Mark D. Okerstrom: To be honest, we’re not too focused on looking at what the total platform derived bookings are at this point. What we’re very focused on is taking the booking number that is actually happening on platform and growing it as fast as we possibly can. To do that, of course we’re getting properties online and we’re now well over a million properties that are online bookable. Then we’re very much focused next on making sure that the online bookable listings are actually driving transactions on the platform as opposed to off the platform. And so far, results have been very good. Conversion rates are up pretty nicely year over year. Progress is pretty good.
Mark D. Okerstrom: In terms of owners and managers adopting online bookings and online payments, listen, we’re really happy with what we’re seeing so far. We’ve got now nicely north of 1 million properties who are signed up and online bookable. A lot of them are taking advantage of the online payment platform that we’ve got. We’re actually looking at ways that we can possibly leverage some of the payments capabilities that we have here at the mothership of Expedia, Inc., which could potentially add some more different payment options than they’re offering right now. So, so far we’re happy with the traction. Again, it’s still early and there’s lots of work to do, but so far so good.
8. On the Competition (and it is not TripAdvisor)
Dara Khosrowshahi: And I think I just want to make sure that our investors understand the perspective that there are two big players in this space, and arguably a third coming with Booking.com and their activity.

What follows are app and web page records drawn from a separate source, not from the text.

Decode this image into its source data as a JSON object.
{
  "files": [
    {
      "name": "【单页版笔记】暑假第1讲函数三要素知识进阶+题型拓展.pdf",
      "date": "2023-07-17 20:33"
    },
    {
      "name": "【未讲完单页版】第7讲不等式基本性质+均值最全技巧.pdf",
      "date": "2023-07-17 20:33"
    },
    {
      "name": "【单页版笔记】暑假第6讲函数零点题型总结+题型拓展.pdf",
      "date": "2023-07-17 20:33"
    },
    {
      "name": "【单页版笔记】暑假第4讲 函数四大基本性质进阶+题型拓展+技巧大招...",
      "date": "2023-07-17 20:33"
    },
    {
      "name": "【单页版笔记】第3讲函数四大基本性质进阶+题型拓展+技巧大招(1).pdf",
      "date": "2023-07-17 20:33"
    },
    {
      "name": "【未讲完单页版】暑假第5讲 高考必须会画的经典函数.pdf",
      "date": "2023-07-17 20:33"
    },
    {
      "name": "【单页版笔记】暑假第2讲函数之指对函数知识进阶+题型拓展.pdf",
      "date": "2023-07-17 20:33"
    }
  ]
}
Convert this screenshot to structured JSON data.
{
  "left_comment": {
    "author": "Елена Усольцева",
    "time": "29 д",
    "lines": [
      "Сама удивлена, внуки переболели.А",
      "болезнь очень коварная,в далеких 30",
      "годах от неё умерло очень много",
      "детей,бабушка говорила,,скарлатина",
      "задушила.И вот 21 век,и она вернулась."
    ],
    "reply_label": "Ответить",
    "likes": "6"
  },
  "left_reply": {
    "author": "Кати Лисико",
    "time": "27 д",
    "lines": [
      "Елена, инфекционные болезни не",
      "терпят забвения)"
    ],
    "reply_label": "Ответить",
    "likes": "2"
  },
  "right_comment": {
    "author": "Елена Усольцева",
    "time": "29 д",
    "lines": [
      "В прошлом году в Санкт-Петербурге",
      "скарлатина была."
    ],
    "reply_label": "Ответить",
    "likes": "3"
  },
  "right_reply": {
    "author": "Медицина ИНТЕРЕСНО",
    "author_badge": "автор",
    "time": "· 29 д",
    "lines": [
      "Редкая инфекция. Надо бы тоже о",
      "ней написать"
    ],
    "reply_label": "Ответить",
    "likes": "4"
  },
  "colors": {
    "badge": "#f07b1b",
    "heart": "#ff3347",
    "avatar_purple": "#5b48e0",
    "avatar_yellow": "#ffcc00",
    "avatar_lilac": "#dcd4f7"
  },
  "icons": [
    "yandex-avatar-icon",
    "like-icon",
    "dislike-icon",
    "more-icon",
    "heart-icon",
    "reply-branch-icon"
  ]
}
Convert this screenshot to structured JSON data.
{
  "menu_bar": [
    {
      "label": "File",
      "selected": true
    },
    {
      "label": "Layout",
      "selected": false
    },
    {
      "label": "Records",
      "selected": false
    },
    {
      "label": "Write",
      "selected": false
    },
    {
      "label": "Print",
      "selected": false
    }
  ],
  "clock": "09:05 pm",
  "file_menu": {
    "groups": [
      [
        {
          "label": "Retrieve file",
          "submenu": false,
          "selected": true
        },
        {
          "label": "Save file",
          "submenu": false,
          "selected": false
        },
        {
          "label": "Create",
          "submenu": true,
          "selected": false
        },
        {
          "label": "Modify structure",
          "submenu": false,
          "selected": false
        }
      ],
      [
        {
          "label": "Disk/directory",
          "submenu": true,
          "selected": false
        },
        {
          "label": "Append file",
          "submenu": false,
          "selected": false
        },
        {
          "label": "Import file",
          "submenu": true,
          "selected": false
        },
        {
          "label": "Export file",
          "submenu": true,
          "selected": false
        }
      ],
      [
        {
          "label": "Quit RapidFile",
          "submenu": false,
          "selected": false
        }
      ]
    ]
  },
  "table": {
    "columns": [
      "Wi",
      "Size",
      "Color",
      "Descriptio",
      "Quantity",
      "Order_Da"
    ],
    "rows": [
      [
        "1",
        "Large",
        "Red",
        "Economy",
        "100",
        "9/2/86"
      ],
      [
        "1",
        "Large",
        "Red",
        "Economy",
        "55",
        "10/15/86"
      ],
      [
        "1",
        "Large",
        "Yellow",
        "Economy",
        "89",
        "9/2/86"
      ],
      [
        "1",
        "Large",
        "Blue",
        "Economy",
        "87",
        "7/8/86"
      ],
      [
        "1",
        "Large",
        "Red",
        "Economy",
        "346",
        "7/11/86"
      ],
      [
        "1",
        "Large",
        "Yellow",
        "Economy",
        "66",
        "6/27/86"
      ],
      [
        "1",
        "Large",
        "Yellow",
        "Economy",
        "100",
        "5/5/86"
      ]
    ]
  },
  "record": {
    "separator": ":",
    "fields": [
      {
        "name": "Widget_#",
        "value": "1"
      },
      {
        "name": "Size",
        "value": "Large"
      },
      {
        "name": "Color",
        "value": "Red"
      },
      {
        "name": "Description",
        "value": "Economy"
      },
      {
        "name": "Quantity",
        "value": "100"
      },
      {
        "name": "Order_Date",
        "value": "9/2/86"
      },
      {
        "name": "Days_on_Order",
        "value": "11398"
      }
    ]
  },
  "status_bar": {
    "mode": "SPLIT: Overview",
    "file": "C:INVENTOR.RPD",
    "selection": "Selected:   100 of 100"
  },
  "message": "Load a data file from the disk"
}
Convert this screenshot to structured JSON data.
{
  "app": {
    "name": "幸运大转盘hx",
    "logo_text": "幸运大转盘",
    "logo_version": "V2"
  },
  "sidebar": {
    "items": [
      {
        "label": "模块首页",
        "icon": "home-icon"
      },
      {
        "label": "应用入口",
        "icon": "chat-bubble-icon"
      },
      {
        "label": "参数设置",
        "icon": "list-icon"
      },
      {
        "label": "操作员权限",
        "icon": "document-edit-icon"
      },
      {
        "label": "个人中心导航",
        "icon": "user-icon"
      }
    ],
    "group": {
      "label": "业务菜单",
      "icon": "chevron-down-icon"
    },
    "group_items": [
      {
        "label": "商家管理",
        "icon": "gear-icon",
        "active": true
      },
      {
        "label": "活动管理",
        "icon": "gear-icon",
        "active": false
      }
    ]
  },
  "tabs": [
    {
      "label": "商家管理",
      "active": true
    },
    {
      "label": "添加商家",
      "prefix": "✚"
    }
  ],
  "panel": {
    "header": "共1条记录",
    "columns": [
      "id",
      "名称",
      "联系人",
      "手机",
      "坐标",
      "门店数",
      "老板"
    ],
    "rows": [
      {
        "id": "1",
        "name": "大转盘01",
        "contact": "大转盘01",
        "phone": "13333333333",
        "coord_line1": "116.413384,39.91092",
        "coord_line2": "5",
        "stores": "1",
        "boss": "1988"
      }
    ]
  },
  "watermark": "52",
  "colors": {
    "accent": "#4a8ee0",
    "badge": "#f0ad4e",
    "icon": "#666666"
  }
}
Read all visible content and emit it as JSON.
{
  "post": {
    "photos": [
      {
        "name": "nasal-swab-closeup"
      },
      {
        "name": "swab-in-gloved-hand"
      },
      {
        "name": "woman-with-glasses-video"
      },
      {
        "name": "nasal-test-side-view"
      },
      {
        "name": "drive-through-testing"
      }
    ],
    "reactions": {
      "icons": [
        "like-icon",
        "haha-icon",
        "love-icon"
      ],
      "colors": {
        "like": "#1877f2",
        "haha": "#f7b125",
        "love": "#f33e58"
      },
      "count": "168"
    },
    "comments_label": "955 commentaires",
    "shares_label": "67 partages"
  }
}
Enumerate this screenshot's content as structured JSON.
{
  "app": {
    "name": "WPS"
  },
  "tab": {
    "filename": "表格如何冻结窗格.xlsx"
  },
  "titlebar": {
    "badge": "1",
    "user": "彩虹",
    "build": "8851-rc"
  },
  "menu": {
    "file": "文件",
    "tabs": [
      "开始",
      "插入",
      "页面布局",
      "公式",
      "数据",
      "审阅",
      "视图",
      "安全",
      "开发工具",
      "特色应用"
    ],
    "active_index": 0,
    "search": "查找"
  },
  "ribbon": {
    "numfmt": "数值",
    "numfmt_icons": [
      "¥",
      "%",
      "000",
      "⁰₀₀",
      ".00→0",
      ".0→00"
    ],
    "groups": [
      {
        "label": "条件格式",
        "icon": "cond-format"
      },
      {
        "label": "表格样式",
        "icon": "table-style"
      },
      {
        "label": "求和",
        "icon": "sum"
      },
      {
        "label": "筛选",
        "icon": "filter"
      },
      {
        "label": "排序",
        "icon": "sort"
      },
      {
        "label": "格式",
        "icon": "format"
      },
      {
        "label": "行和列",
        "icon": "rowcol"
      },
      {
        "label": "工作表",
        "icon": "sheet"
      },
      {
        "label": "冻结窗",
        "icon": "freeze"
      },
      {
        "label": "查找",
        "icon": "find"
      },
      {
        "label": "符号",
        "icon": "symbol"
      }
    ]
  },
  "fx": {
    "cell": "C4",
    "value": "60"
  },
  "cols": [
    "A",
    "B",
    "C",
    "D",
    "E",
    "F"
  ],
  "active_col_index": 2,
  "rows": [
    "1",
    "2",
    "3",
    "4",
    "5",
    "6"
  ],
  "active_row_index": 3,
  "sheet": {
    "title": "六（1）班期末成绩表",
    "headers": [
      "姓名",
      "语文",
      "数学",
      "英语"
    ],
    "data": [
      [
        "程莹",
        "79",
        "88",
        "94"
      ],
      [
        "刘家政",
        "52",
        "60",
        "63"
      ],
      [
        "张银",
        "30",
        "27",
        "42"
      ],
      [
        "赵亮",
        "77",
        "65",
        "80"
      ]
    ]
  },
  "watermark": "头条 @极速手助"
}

But the big player, Airbnb, has a private market cap of over $30 billion. And so we see this HomeAway opportunity as a very, very large opportunity, and we are going to invest behind it as that kind of an opportunity. This is not an incremental project for us. This is a big project for us.
9. Performance in Google Free and Paid Search
Dara Khosrowshahi: Traffic continues to build, although Google free search continues to be weak. But on balance, we like what we’re seeing, and you see it in the results.
Also note that as we integrate the HomeAway inventory into Expedia and Hotels.com, Expedia and Hotels.com and Orbitz and Travelocity will also be able to bid more effectively for the vacation rental keywords as well. Who will be the winner, will it be more efficient for HomeAway to bid on those keywords or Hotels.com, that remains to be seen, and we will be testing and learning our way there. But I think it will be a bigger factor next year versus any time in the next couple of quarters.
10. Looking to the Future
Dara Khosrowshahi: And then of course some of the investments that we’re making in marketing and technology, et cetera, are also going to show. So I think the team on HomeAway likes where we are, but we know that we’ve got a big lift ahead of us and the slope is going to get a little tougher, but I think the teams are up for it.
Mark D. Okerstrom: 2017 I will just tell you is not a year where we will be as focused on adjusted EBITDA growth as we are in just building the capability, and that’s for HomeAway specifically. And we expect that once we build up particularly the product and tech team to where the size we want it to be, we’ll be able to leverage that nicely as revenue growth and ultimately marketing contribution growth continues into 2018. And again, we feel very comfortable with our $350 million adjusted EBITDA number for 2018, but the path there will be one of investment in 2017 and realization in 2018 from a bottom line perspective.